Is There Any Other Significance for These Definitions? 

While the US Census Bureau defines urban and rural areas for statistical purposes, other federal agencies and state programs may use urban and/or rural definitions in formulas used to distribute federal and state funds.

For instance, the Federal Transit Administration allocate funds based upon three major categories of geography: (1) urban areas of 200,000 or more; (2) urban areas of 50,000 to 199,999; and all other areas.
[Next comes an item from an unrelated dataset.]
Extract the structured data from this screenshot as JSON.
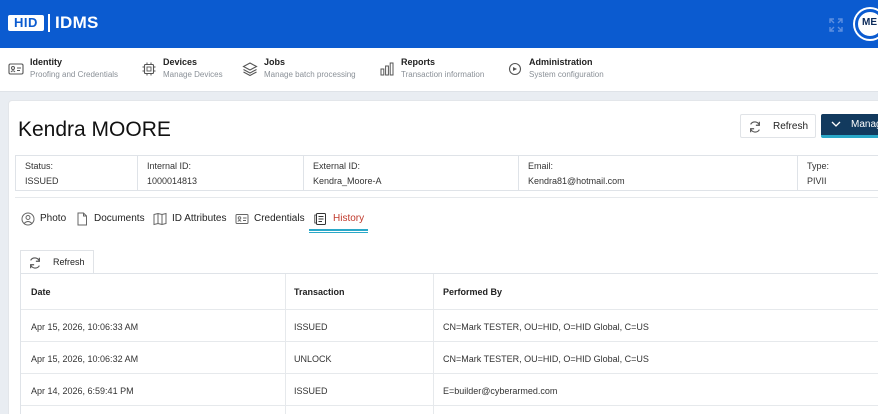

The eligibility for several rural housing and other programs also depend upon these definitions where any area not considered urban, is rural. 

For more information 

The US Census Bureau will publish the related geography shapefiles for urban areas in January 2023. The 2010 urban area shapefiles can be accessed at NC OneMap

North Carolina's Large Urban Areas in North Carolina 

Urban Area Population Housing Units Land Area (Sq. Mi.) Water Area (Sq. Mi.) Population Density
Charlotte, NC-SC ** 1,359,439 567,807 642.29 10.24 2,116.56
Raleigh 1,106,646 455,527 554.82 5.36 1,994.61
Winston-Salem 420,924 187,144 310.79 2.11 1,354.37
Durham 396,118 173,410 183.36 1.31 2,160.39
Greensboro 338,928 148,331 169.31 2.17 2,001.85
Fayetteville 325,008 137,211 195.92 2.05 1,658.85
Asheville 285,776 138,374 248.58 1.90 1,149.61
Concord 278,612 111,573 200.06 0.51 1,392.66
Wilmington 255,329 126,576 142.25 4.49 1,794.97
Hickory 201,511 89,412 221.34 2.08 910.43
Gastonia 176,897 76,009 124.58 1.33 1,419.96
High Point 167,830 71,478 100.79 1.64 1,665.08
Burlington 145,311 61,970 92.02 0.79 1,579.16
Greenville 120,150 58,789 66.38 0.35 1,810.09
Jacksonville 111,224 40,962 75.65 0.68 1,470.15
Rocky Mount 63,297 30,235 44.95 0.08 1,408.02
Goldsboro 54,456 25,498 53.16 0.16 1,024.38
Clayton 51,898 19,895 36.26 0.16 1,431.20
Pinehurst/Southern Pines 50,319 25,063 47.56 1.37 1,058.11
Myrtle Beach--North Myrtle Beach, SC-NC ** 23,593 20,777 30.72 1.59 768.11

Click on the column headers in the table to sort the data in the column.

** Population shown for North Carolina portion of urban area only.

See the full list of North Carolina's urban areas on LINC (Log Into North Carolina).